## [Records supplied]
····················
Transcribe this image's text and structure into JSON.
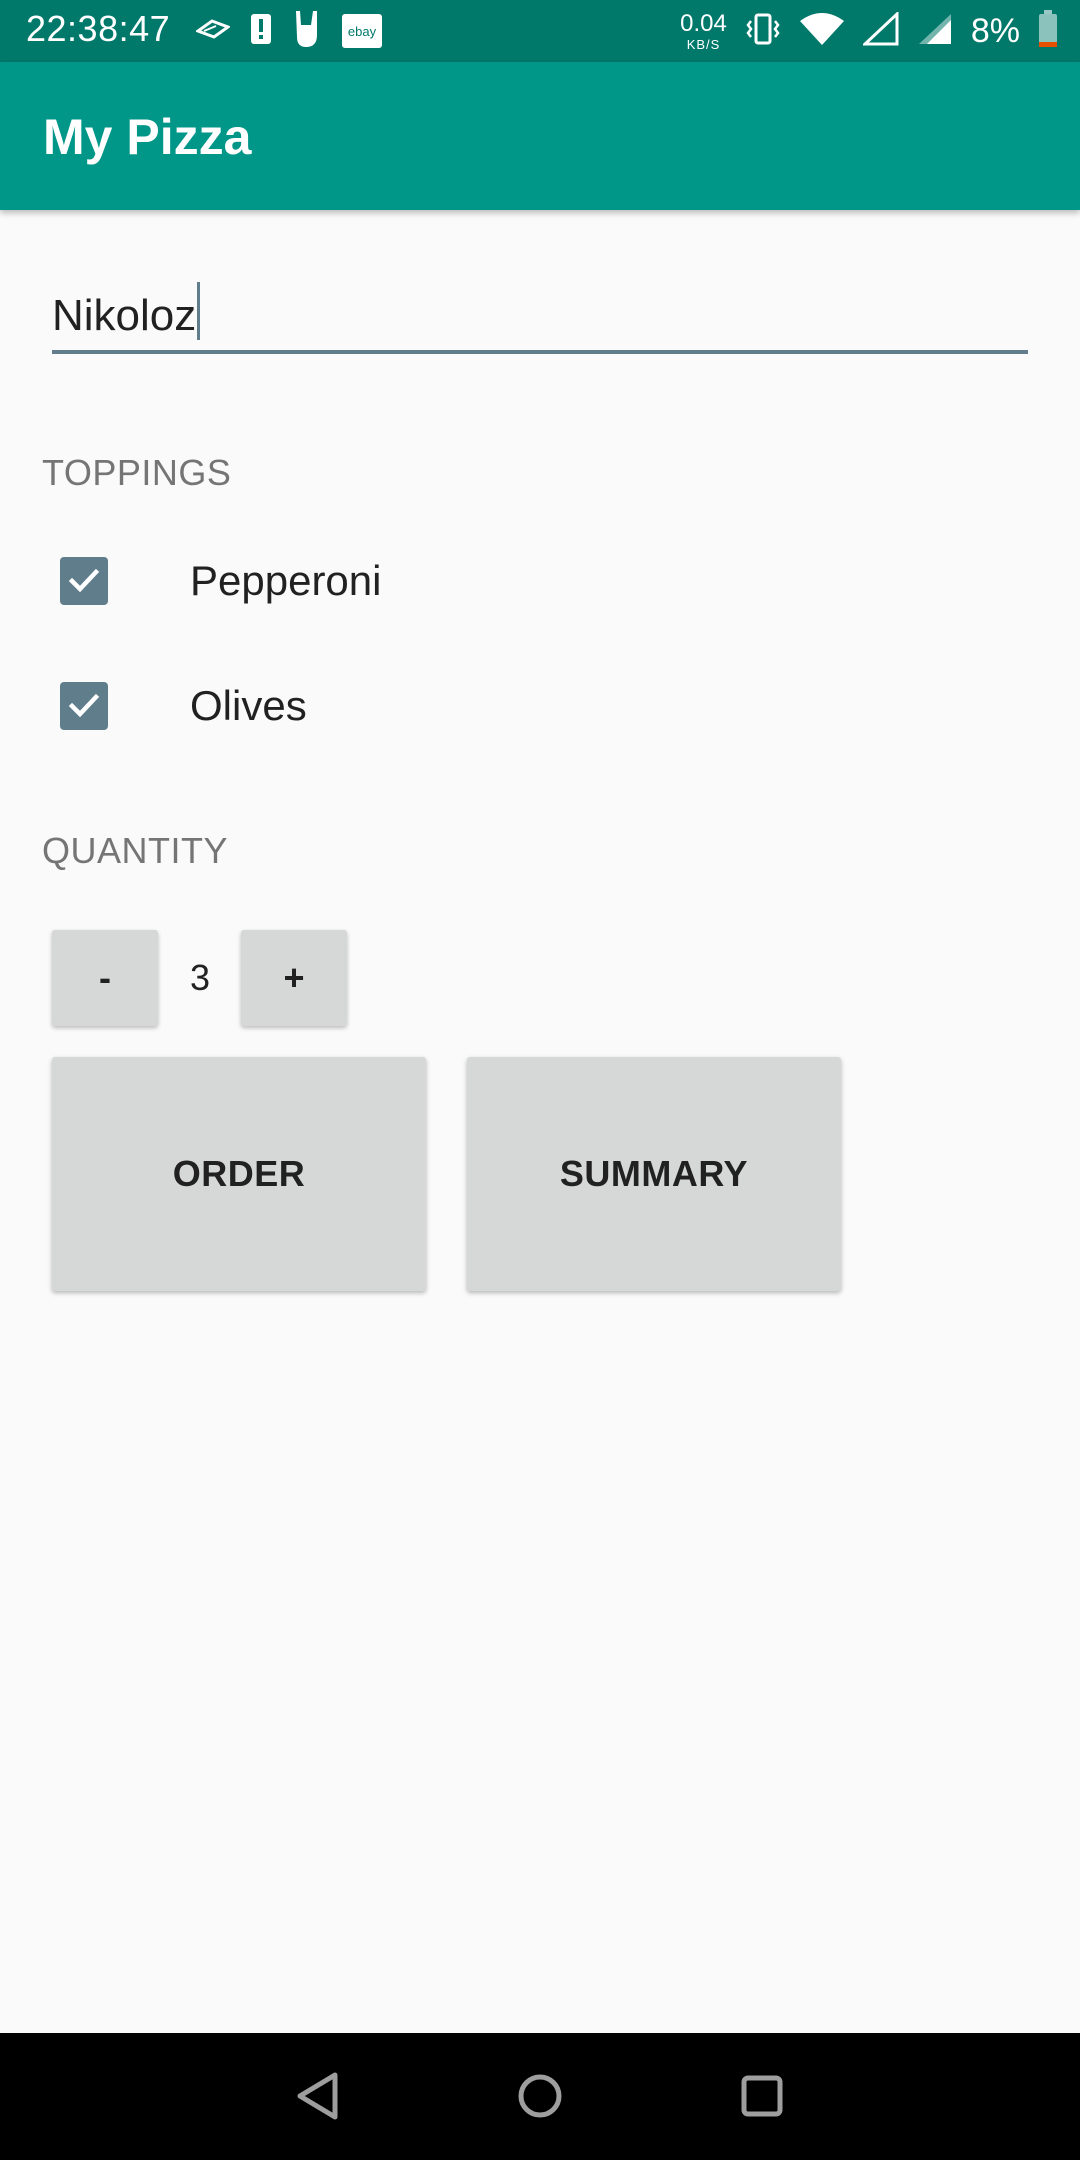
{
  "status_bar": {
    "time": "22:38:47",
    "left_icons": [
      "signal-stream-icon",
      "alert-icon",
      "rock-hand-icon",
      "ebay-icon"
    ],
    "ebay_label": "ebay",
    "net_speed_value": "0.04",
    "net_speed_unit": "KB/S",
    "battery_percent": "8%",
    "right_icons": [
      "vibrate-icon",
      "wifi-icon",
      "cell-signal-empty-icon",
      "cell-signal-icon",
      "battery-icon"
    ]
  },
  "app_bar": {
    "title": "My Pizza"
  },
  "name_field": {
    "value": "Nikoloz"
  },
  "toppings": {
    "label": "TOPPINGS",
    "items": [
      {
        "label": "Pepperoni",
        "checked": true
      },
      {
        "label": "Olives",
        "checked": true
      }
    ]
  },
  "quantity": {
    "label": "QUANTITY",
    "decrement_label": "-",
    "value": "3",
    "increment_label": "+"
  },
  "actions": {
    "order_label": "ORDER",
    "summary_label": "SUMMARY"
  },
  "nav_bar": {
    "icons": [
      "back-icon",
      "home-icon",
      "recents-icon"
    ]
  },
  "colors": {
    "status_bar": "#00796b",
    "app_bar": "#009688",
    "accent": "#607d8b",
    "button_bg": "#d6d7d7"
  }
}
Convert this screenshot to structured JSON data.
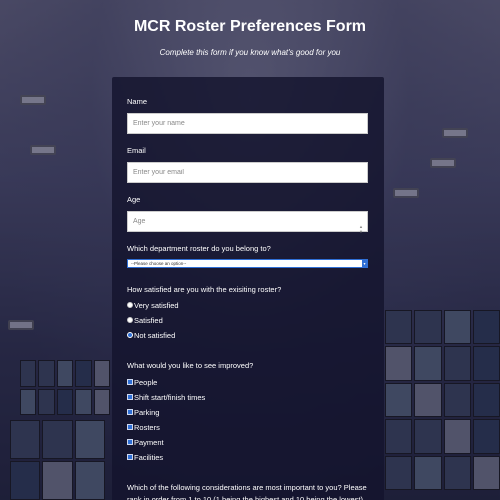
{
  "header": {
    "title": "MCR Roster Preferences Form",
    "subtitle": "Complete this form if you know what's good for you"
  },
  "form": {
    "name": {
      "label": "Name",
      "placeholder": "Enter your name"
    },
    "email": {
      "label": "Email",
      "placeholder": "Enter your email"
    },
    "age": {
      "label": "Age",
      "placeholder": "Age"
    },
    "department": {
      "label": "Which department roster do you belong to?",
      "selected": "--Please choose an option--"
    },
    "satisfaction": {
      "question": "How satisfied are you with the exisiting roster?",
      "options": [
        "Very satisfied",
        "Satisfied",
        "Not satisfied"
      ],
      "selected_index": 2
    },
    "improvements": {
      "question": "What would you like to see improved?",
      "options": [
        "People",
        "Shift start/finish times",
        "Parking",
        "Rosters",
        "Payment",
        "Facilities"
      ],
      "checked": [
        true,
        true,
        true,
        true,
        true,
        true
      ]
    },
    "ranking": {
      "question": "Which of the following considerations are most important to you? Please rank in order from 1 to 10 (1 being the highest and 10 being the lowest)"
    }
  },
  "colors": {
    "accent": "#2f6fd6",
    "form_bg": "#14142d"
  }
}
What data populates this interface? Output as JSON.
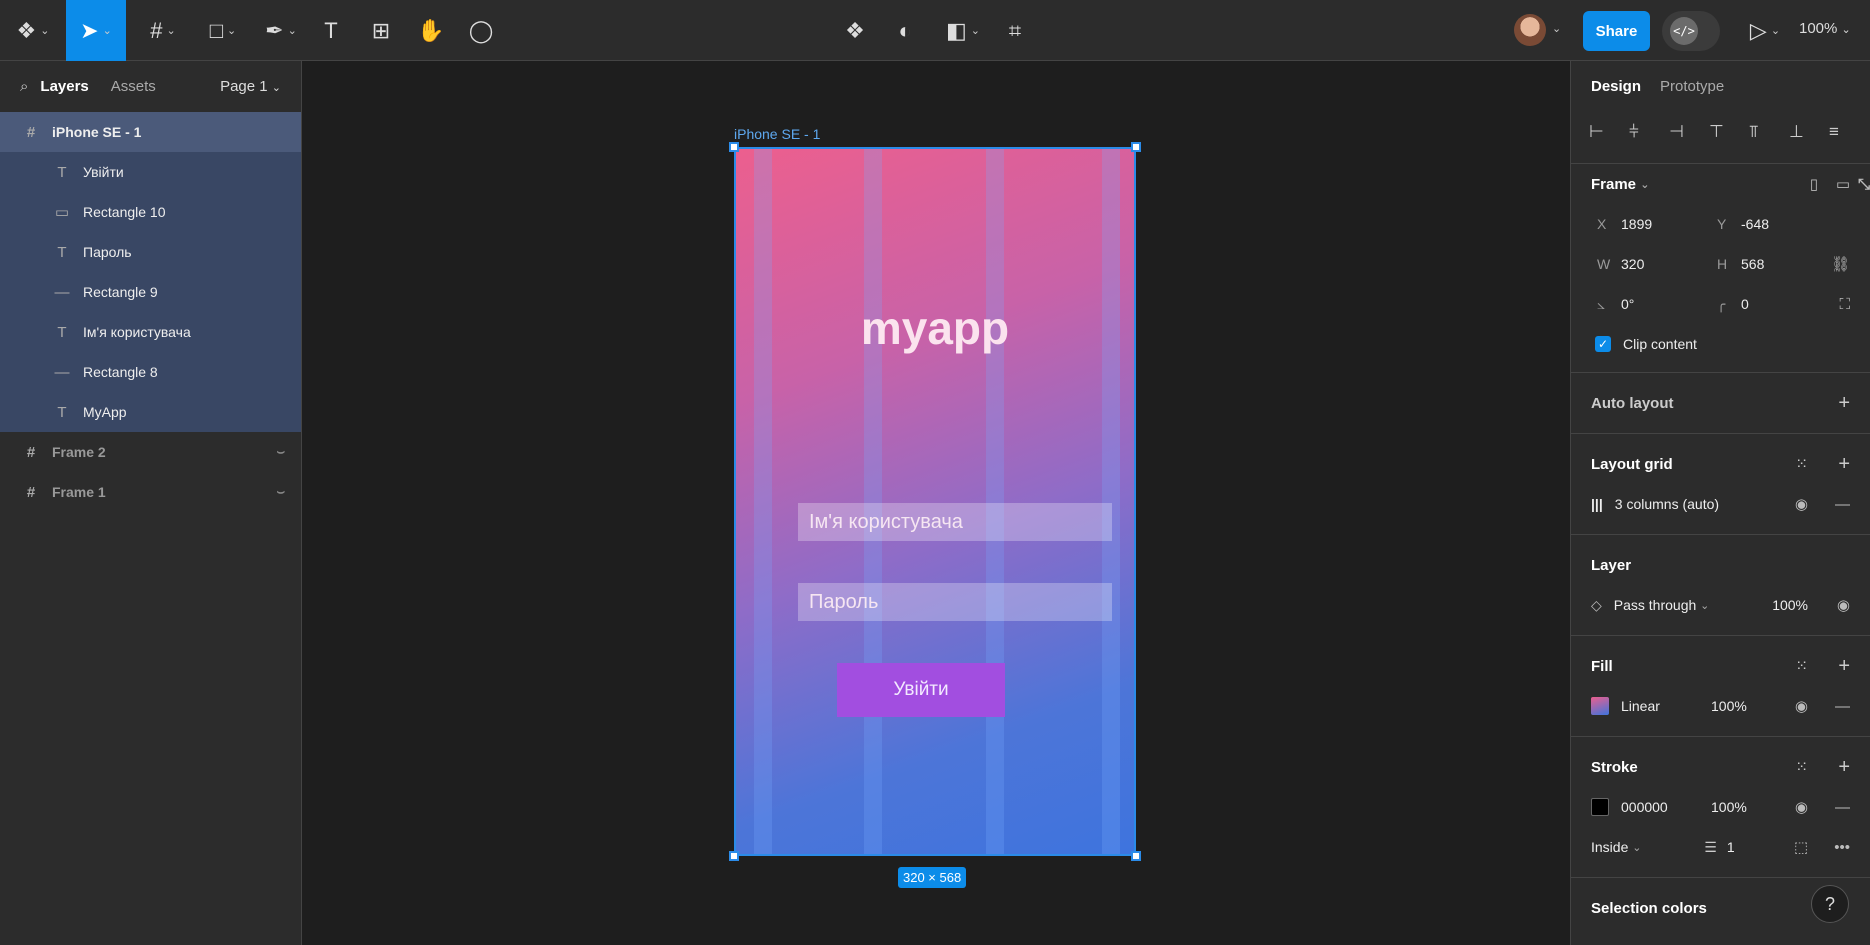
{
  "toolbar": {
    "menu_icon": "figma-logo-icon",
    "tools": [
      "move",
      "frame",
      "rectangle",
      "pen",
      "text",
      "resources",
      "hand",
      "comment"
    ],
    "center_tools": [
      "component",
      "contrast",
      "boolean",
      "crop"
    ],
    "share_label": "Share",
    "devmode_label": "</>",
    "zoom": "100%"
  },
  "left_panel": {
    "tabs": [
      "Layers",
      "Assets"
    ],
    "page": "Page 1",
    "selected_frame": "iPhone SE - 1",
    "children": [
      {
        "type": "text",
        "name": "Увійти"
      },
      {
        "type": "rect",
        "name": "Rectangle 10"
      },
      {
        "type": "text",
        "name": "Пароль"
      },
      {
        "type": "line",
        "name": "Rectangle 9"
      },
      {
        "type": "text",
        "name": "Ім'я користувача"
      },
      {
        "type": "line",
        "name": "Rectangle 8"
      },
      {
        "type": "text",
        "name": "MyApp"
      }
    ],
    "hidden_frames": [
      "Frame 2",
      "Frame 1"
    ]
  },
  "canvas": {
    "frame_label": "iPhone SE - 1",
    "app_title": "myapp",
    "username_placeholder": "Ім'я користувача",
    "password_placeholder": "Пароль",
    "login_label": "Увійти",
    "size_badge": "320 × 568"
  },
  "right_panel": {
    "tabs": [
      "Design",
      "Prototype"
    ],
    "frame_label": "Frame",
    "x": "1899",
    "y": "-648",
    "w": "320",
    "h": "568",
    "rotation": "0°",
    "radius": "0",
    "clip_content": "Clip content",
    "auto_layout": "Auto layout",
    "layout_grid": "Layout grid",
    "grid_value": "3 columns (auto)",
    "layer": "Layer",
    "blend": "Pass through",
    "layer_opacity": "100%",
    "fill": "Fill",
    "fill_type": "Linear",
    "fill_opacity": "100%",
    "stroke": "Stroke",
    "stroke_color": "000000",
    "stroke_opacity": "100%",
    "stroke_position": "Inside",
    "stroke_weight": "1",
    "selection_colors": "Selection colors"
  },
  "colors": {
    "accent": "#0c8ce9",
    "selection_bg": "#394764",
    "gradient_top": "#ec5f8e",
    "gradient_bottom": "#3e74de",
    "button": "#a24ee0"
  }
}
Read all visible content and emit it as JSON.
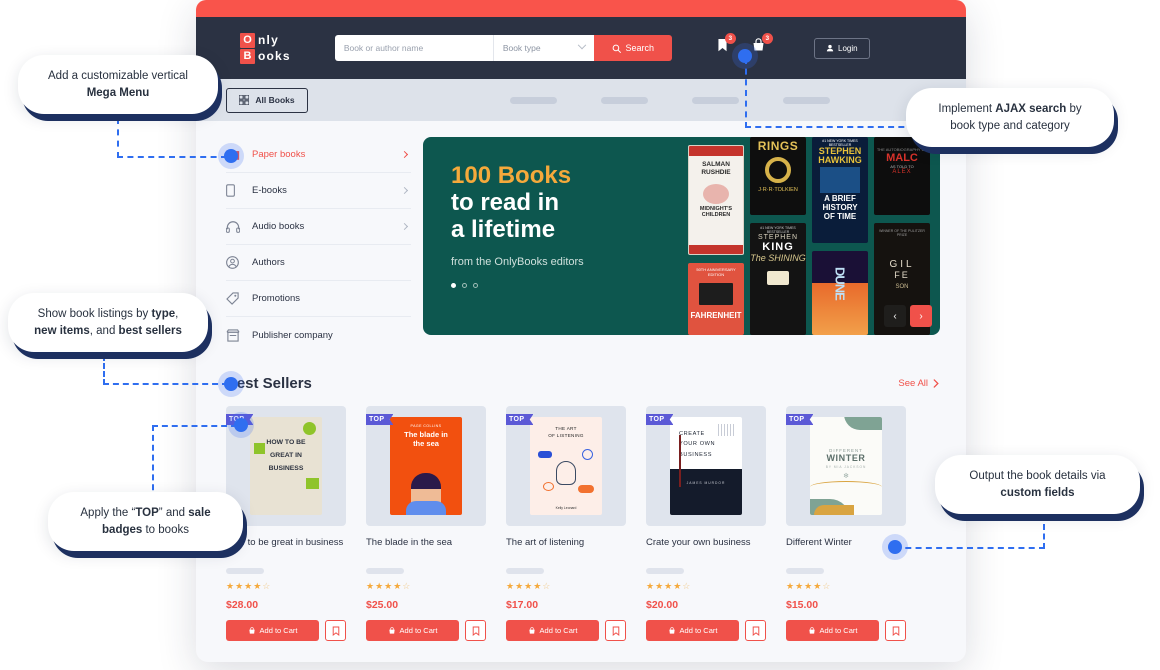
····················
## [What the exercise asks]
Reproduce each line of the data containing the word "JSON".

## [Finished task]
Transcribe this image's text and structure into JSON.
Convert this screenshot to structured JSON data.
What data populates this interface? Output as JSON.
Read all visible content and emit it as JSON.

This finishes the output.